Arrange the parts for the two leg braces (Pipe-Frame Coffee Table Project Diagram, Brace Assembly) and begin by screwing the caps (1) onto the 8-inch pipes (2). Then screw the pipes onto the tees (3) and crosses (4). Connect each tee to a cross with a “close” — or fully threaded — pipe nipple (5), but don’t tighten completely. Lay each of the H-shape assemblies on a flat surface to check that they don’t wobble. Then connect the two H-shape assemblies with a 12-inch pipe (6).
Measure the distance between the two pipes in each H-shape assembly.
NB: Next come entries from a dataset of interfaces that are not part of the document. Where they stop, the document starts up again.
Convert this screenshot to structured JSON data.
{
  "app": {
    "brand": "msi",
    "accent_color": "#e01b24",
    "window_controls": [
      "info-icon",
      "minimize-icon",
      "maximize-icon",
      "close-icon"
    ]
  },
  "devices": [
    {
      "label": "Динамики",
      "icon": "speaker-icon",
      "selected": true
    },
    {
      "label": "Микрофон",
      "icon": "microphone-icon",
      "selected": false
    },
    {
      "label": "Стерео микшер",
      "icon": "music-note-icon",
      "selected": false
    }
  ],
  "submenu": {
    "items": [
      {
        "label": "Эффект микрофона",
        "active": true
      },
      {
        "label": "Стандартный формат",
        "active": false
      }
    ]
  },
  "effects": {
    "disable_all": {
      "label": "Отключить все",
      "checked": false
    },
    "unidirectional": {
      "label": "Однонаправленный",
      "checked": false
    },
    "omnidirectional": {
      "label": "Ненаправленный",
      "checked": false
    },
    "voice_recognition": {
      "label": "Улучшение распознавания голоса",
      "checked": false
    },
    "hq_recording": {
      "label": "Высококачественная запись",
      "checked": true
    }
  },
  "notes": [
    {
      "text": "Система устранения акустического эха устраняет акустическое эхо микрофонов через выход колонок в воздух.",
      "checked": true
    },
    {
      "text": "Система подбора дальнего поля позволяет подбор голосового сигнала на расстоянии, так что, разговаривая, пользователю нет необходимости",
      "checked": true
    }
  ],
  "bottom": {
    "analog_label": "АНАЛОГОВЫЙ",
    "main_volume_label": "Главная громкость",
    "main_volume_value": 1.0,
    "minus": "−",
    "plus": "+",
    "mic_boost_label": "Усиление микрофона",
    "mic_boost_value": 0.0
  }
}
Turn the end until they’re the same distance apart on both ends. Tighten all the fittings as much as possible without throwing off the distances.
Good to Know
By allowing one or both pairs of pipes on each end to hang over the edge of a table, you can apply more pressure to tighten the assembly. If you need to use both hands to turn the pipes, clamp the rest of the assembly to the table.
Apply the metal finish of your choice (aged copper finish shown).
Lay out the hole locations on the 1 x 20 x 48 panel (Pipe-Frame Coffee Table Project Diagram, Table Top). Place the top on a piece of scrap wood and drill the two 1-3/8-inch holes.
Good to Know
The finished table will be about 48 inches long and 20 inches deep with a height that varies slightly with the spacing of the pipes. You can shorten it slightly, but that also places the “feet” of the table closer together for less stability.
With a square, draw lines from the end of the board to the edges of the 1-3/8-inch holes. Use a jigsaw with a fine-tooth blade to saw along the lines. Sand the notch edges smooth. Then sand the entire panel and both lower shelves with 120-grit sandpaper.
Apply a wood finish to the tabletop and lower shelves (aged pickled wood shown).
If you want to see more information about Pipe-Frame coffee tables . Please visit this website. Pipe-Frame coffee tables